Go through the records and restate them word for word, omitting images.
☆ ☆ ☆ ☆ ☆ ☆ ☆
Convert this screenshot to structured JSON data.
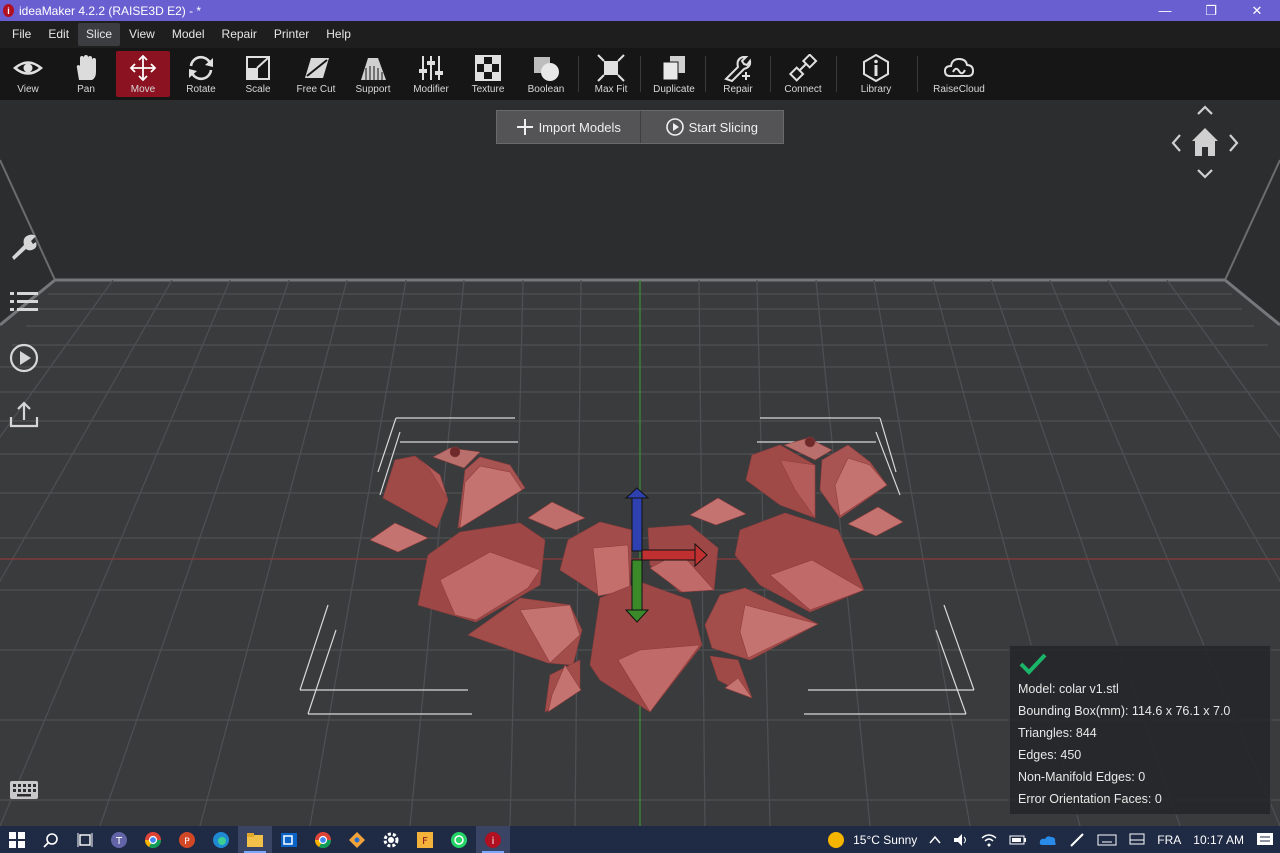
{
  "window": {
    "title": "ideaMaker 4.2.2 (RAISE3D E2) - *",
    "controls": [
      "minimize",
      "restore",
      "close"
    ]
  },
  "menu": {
    "items": [
      "File",
      "Edit",
      "Slice",
      "View",
      "Model",
      "Repair",
      "Printer",
      "Help"
    ],
    "active": "Slice"
  },
  "toolbar": {
    "tools": [
      {
        "label": "View",
        "icon": "eye-icon"
      },
      {
        "label": "Pan",
        "icon": "hand-icon"
      },
      {
        "label": "Move",
        "icon": "move-icon",
        "active": true
      },
      {
        "label": "Rotate",
        "icon": "rotate-icon"
      },
      {
        "label": "Scale",
        "icon": "scale-icon"
      },
      {
        "label": "Free Cut",
        "icon": "free-cut-icon"
      },
      {
        "label": "Support",
        "icon": "support-icon"
      },
      {
        "label": "Modifier",
        "icon": "modifier-icon"
      },
      {
        "label": "Texture",
        "icon": "texture-icon"
      },
      {
        "label": "Boolean",
        "icon": "boolean-icon"
      },
      {
        "label": "Max Fit",
        "icon": "max-fit-icon"
      },
      {
        "label": "Duplicate",
        "icon": "duplicate-icon"
      },
      {
        "label": "Repair",
        "icon": "repair-icon"
      },
      {
        "label": "Connect",
        "icon": "connect-icon"
      },
      {
        "label": "Library",
        "icon": "library-icon"
      },
      {
        "label": "RaiseCloud",
        "icon": "cloud-icon"
      }
    ]
  },
  "actions": {
    "import_label": "Import Models",
    "slice_label": "Start Slicing"
  },
  "model_info": {
    "model": "Model: colar v1.stl",
    "bounding_box": "Bounding Box(mm): 114.6 x 76.1 x 7.0",
    "triangles": "Triangles: 844",
    "edges": "Edges: 450",
    "non_manifold": "Non-Manifold Edges: 0",
    "error_faces": "Error Orientation Faces: 0"
  },
  "colors": {
    "accent": "#8b1220",
    "model": "#a85554",
    "check": "#1bb56a",
    "title_bar": "#6a5fd0"
  },
  "taskbar": {
    "weather": "15°C  Sunny",
    "language": "FRA",
    "time": "10:17 AM"
  }
}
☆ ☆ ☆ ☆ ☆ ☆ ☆
## Answer to the problem
Convert this screenshot to structured JSON data.
{
  "window": {
    "title": "ideaMaker 4.2.2 (RAISE3D E2) - *",
    "controls": [
      "minimize",
      "restore",
      "close"
    ]
  },
  "menu": {
    "items": [
      "File",
      "Edit",
      "Slice",
      "View",
      "Model",
      "Repair",
      "Printer",
      "Help"
    ],
    "active": "Slice"
  },
  "toolbar": {
    "tools": [
      {
        "label": "View",
        "icon": "eye-icon"
      },
      {
        "label": "Pan",
        "icon": "hand-icon"
      },
      {
        "label": "Move",
        "icon": "move-icon",
        "active": true
      },
      {
        "label": "Rotate",
        "icon": "rotate-icon"
      },
      {
        "label": "Scale",
        "icon": "scale-icon"
      },
      {
        "label": "Free Cut",
        "icon": "free-cut-icon"
      },
      {
        "label": "Support",
        "icon": "support-icon"
      },
      {
        "label": "Modifier",
        "icon": "modifier-icon"
      },
      {
        "label": "Texture",
        "icon": "texture-icon"
      },
      {
        "label": "Boolean",
        "icon": "boolean-icon"
      },
      {
        "label": "Max Fit",
        "icon": "max-fit-icon"
      },
      {
        "label": "Duplicate",
        "icon": "duplicate-icon"
      },
      {
        "label": "Repair",
        "icon": "repair-icon"
      },
      {
        "label": "Connect",
        "icon": "connect-icon"
      },
      {
        "label": "Library",
        "icon": "library-icon"
      },
      {
        "label": "RaiseCloud",
        "icon": "cloud-icon"
      }
    ]
  },
  "actions": {
    "import_label": "Import Models",
    "slice_label": "Start Slicing"
  },
  "model_info": {
    "model": "Model: colar v1.stl",
    "bounding_box": "Bounding Box(mm): 114.6 x 76.1 x 7.0",
    "triangles": "Triangles: 844",
    "edges": "Edges: 450",
    "non_manifold": "Non-Manifold Edges: 0",
    "error_faces": "Error Orientation Faces: 0"
  },
  "colors": {
    "accent": "#8b1220",
    "model": "#a85554",
    "check": "#1bb56a",
    "title_bar": "#6a5fd0"
  },
  "taskbar": {
    "weather": "15°C  Sunny",
    "language": "FRA",
    "time": "10:17 AM"
  }
}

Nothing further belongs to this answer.